→ Work order
Every line of the data below must be given again exactly.

→ Dataset records
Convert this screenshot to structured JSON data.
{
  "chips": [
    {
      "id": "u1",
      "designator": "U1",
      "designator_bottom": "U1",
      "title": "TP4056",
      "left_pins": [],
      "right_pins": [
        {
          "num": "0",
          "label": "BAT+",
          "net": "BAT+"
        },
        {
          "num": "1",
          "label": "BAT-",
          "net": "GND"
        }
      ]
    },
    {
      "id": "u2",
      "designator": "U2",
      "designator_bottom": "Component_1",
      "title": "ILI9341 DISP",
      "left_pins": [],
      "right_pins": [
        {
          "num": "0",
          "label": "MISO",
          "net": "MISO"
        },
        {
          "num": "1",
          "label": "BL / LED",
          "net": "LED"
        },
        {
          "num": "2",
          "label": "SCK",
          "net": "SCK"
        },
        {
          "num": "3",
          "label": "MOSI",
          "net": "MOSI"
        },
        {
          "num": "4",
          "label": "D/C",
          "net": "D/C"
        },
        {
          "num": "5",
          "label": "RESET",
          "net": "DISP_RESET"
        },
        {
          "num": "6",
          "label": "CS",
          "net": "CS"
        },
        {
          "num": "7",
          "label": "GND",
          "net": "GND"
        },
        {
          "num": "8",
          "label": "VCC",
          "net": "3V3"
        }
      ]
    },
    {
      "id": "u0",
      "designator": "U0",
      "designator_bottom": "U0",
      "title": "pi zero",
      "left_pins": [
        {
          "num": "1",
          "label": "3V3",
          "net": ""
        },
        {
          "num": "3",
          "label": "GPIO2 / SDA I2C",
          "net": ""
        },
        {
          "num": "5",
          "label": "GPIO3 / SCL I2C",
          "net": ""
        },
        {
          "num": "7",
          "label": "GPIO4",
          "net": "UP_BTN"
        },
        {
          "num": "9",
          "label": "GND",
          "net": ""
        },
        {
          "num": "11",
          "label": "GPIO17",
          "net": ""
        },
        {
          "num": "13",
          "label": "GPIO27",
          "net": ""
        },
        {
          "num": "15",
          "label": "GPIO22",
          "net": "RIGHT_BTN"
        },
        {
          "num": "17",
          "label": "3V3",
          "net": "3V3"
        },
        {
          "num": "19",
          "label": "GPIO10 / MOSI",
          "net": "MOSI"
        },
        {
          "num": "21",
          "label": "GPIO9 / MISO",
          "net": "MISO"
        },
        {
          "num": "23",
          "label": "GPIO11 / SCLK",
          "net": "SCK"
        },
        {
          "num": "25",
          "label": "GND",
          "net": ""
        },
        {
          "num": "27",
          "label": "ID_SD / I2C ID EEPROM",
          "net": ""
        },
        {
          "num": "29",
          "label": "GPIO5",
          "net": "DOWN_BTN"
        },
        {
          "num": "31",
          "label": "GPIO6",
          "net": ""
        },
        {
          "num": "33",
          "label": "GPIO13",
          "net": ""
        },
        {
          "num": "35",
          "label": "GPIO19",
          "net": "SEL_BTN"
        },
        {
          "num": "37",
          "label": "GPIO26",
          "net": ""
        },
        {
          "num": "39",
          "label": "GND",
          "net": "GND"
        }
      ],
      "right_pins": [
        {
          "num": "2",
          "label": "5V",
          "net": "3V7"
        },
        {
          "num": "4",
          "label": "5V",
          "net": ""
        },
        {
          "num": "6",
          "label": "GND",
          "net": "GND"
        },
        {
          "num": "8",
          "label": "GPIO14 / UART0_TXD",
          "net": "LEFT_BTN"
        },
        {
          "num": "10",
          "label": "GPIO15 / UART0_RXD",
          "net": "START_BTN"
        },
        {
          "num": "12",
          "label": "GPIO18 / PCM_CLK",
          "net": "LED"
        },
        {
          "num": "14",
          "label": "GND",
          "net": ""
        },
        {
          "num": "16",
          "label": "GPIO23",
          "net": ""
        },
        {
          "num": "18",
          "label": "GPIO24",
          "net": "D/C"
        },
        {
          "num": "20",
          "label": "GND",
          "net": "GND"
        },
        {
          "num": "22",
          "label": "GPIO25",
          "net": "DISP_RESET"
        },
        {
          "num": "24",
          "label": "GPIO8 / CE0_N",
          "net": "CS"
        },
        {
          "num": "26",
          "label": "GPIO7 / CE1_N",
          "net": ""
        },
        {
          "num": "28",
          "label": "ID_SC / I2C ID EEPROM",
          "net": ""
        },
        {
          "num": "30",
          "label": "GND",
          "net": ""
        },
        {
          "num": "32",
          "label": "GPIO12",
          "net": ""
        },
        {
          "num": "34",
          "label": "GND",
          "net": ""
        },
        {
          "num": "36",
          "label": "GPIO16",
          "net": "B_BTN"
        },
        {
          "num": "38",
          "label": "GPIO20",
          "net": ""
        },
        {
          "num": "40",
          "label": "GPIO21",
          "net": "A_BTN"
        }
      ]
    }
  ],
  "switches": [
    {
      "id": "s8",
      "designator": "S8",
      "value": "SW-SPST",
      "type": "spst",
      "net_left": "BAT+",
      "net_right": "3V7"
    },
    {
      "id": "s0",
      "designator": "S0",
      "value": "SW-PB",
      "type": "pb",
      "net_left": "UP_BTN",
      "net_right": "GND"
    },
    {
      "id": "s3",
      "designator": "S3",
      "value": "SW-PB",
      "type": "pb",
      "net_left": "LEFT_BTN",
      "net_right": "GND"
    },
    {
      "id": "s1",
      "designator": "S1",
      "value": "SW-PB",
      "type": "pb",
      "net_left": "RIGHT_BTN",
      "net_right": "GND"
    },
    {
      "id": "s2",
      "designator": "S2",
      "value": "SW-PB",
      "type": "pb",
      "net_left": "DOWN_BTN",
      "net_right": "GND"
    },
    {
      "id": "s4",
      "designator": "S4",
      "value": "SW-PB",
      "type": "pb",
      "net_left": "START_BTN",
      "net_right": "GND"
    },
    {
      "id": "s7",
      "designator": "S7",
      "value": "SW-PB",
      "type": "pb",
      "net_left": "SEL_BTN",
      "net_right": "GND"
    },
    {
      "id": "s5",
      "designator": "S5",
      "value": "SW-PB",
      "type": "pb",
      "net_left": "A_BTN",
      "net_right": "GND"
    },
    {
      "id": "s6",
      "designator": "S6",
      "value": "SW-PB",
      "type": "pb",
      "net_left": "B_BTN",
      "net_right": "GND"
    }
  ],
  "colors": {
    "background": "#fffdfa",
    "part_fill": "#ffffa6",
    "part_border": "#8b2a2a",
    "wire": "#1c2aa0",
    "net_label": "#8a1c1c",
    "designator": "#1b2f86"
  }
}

→ Reply
Convert this screenshot to structured JSON data.
{
  "chips": [
    {
      "id": "u1",
      "designator": "U1",
      "designator_bottom": "U1",
      "title": "TP4056",
      "left_pins": [],
      "right_pins": [
        {
          "num": "0",
          "label": "BAT+",
          "net": "BAT+"
        },
        {
          "num": "1",
          "label": "BAT-",
          "net": "GND"
        }
      ]
    },
    {
      "id": "u2",
      "designator": "U2",
      "designator_bottom": "Component_1",
      "title": "ILI9341 DISP",
      "left_pins": [],
      "right_pins": [
        {
          "num": "0",
          "label": "MISO",
          "net": "MISO"
        },
        {
          "num": "1",
          "label": "BL / LED",
          "net": "LED"
        },
        {
          "num": "2",
          "label": "SCK",
          "net": "SCK"
        },
        {
          "num": "3",
          "label": "MOSI",
          "net": "MOSI"
        },
        {
          "num": "4",
          "label": "D/C",
          "net": "D/C"
        },
        {
          "num": "5",
          "label": "RESET",
          "net": "DISP_RESET"
        },
        {
          "num": "6",
          "label": "CS",
          "net": "CS"
        },
        {
          "num": "7",
          "label": "GND",
          "net": "GND"
        },
        {
          "num": "8",
          "label": "VCC",
          "net": "3V3"
        }
      ]
    },
    {
      "id": "u0",
      "designator": "U0",
      "designator_bottom": "U0",
      "title": "pi zero",
      "left_pins": [
        {
          "num": "1",
          "label": "3V3",
          "net": ""
        },
        {
          "num": "3",
          "label": "GPIO2 / SDA I2C",
          "net": ""
        },
        {
          "num": "5",
          "label": "GPIO3 / SCL I2C",
          "net": ""
        },
        {
          "num": "7",
          "label": "GPIO4",
          "net": "UP_BTN"
        },
        {
          "num": "9",
          "label": "GND",
          "net": ""
        },
        {
          "num": "11",
          "label": "GPIO17",
          "net": ""
        },
        {
          "num": "13",
          "label": "GPIO27",
          "net": ""
        },
        {
          "num": "15",
          "label": "GPIO22",
          "net": "RIGHT_BTN"
        },
        {
          "num": "17",
          "label": "3V3",
          "net": "3V3"
        },
        {
          "num": "19",
          "label": "GPIO10 / MOSI",
          "net": "MOSI"
        },
        {
          "num": "21",
          "label": "GPIO9 / MISO",
          "net": "MISO"
        },
        {
          "num": "23",
          "label": "GPIO11 / SCLK",
          "net": "SCK"
        },
        {
          "num": "25",
          "label": "GND",
          "net": ""
        },
        {
          "num": "27",
          "label": "ID_SD / I2C ID EEPROM",
          "net": ""
        },
        {
          "num": "29",
          "label": "GPIO5",
          "net": "DOWN_BTN"
        },
        {
          "num": "31",
          "label": "GPIO6",
          "net": ""
        },
        {
          "num": "33",
          "label": "GPIO13",
          "net": ""
        },
        {
          "num": "35",
          "label": "GPIO19",
          "net": "SEL_BTN"
        },
        {
          "num": "37",
          "label": "GPIO26",
          "net": ""
        },
        {
          "num": "39",
          "label": "GND",
          "net": "GND"
        }
      ],
      "right_pins": [
        {
          "num": "2",
          "label": "5V",
          "net": "3V7"
        },
        {
          "num": "4",
          "label": "5V",
          "net": ""
        },
        {
          "num": "6",
          "label": "GND",
          "net": "GND"
        },
        {
          "num": "8",
          "label": "GPIO14 / UART0_TXD",
          "net": "LEFT_BTN"
        },
        {
          "num": "10",
          "label": "GPIO15 / UART0_RXD",
          "net": "START_BTN"
        },
        {
          "num": "12",
          "label": "GPIO18 / PCM_CLK",
          "net": "LED"
        },
        {
          "num": "14",
          "label": "GND",
          "net": ""
        },
        {
          "num": "16",
          "label": "GPIO23",
          "net": ""
        },
        {
          "num": "18",
          "label": "GPIO24",
          "net": "D/C"
        },
        {
          "num": "20",
          "label": "GND",
          "net": "GND"
        },
        {
          "num": "22",
          "label": "GPIO25",
          "net": "DISP_RESET"
        },
        {
          "num": "24",
          "label": "GPIO8 / CE0_N",
          "net": "CS"
        },
        {
          "num": "26",
          "label": "GPIO7 / CE1_N",
          "net": ""
        },
        {
          "num": "28",
          "label": "ID_SC / I2C ID EEPROM",
          "net": ""
        },
        {
          "num": "30",
          "label": "GND",
          "net": ""
        },
        {
          "num": "32",
          "label": "GPIO12",
          "net": ""
        },
        {
          "num": "34",
          "label": "GND",
          "net": ""
        },
        {
          "num": "36",
          "label": "GPIO16",
          "net": "B_BTN"
        },
        {
          "num": "38",
          "label": "GPIO20",
          "net": ""
        },
        {
          "num": "40",
          "label": "GPIO21",
          "net": "A_BTN"
        }
      ]
    }
  ],
  "switches": [
    {
      "id": "s8",
      "designator": "S8",
      "value": "SW-SPST",
      "type": "spst",
      "net_left": "BAT+",
      "net_right": "3V7"
    },
    {
      "id": "s0",
      "designator": "S0",
      "value": "SW-PB",
      "type": "pb",
      "net_left": "UP_BTN",
      "net_right": "GND"
    },
    {
      "id": "s3",
      "designator": "S3",
      "value": "SW-PB",
      "type": "pb",
      "net_left": "LEFT_BTN",
      "net_right": "GND"
    },
    {
      "id": "s1",
      "designator": "S1",
      "value": "SW-PB",
      "type": "pb",
      "net_left": "RIGHT_BTN",
      "net_right": "GND"
    },
    {
      "id": "s2",
      "designator": "S2",
      "value": "SW-PB",
      "type": "pb",
      "net_left": "DOWN_BTN",
      "net_right": "GND"
    },
    {
      "id": "s4",
      "designator": "S4",
      "value": "SW-PB",
      "type": "pb",
      "net_left": "START_BTN",
      "net_right": "GND"
    },
    {
      "id": "s7",
      "designator": "S7",
      "value": "SW-PB",
      "type": "pb",
      "net_left": "SEL_BTN",
      "net_right": "GND"
    },
    {
      "id": "s5",
      "designator": "S5",
      "value": "SW-PB",
      "type": "pb",
      "net_left": "A_BTN",
      "net_right": "GND"
    },
    {
      "id": "s6",
      "designator": "S6",
      "value": "SW-PB",
      "type": "pb",
      "net_left": "B_BTN",
      "net_right": "GND"
    }
  ],
  "colors": {
    "background": "#fffdfa",
    "part_fill": "#ffffa6",
    "part_border": "#8b2a2a",
    "wire": "#1c2aa0",
    "net_label": "#8a1c1c",
    "designator": "#1b2f86"
  }
}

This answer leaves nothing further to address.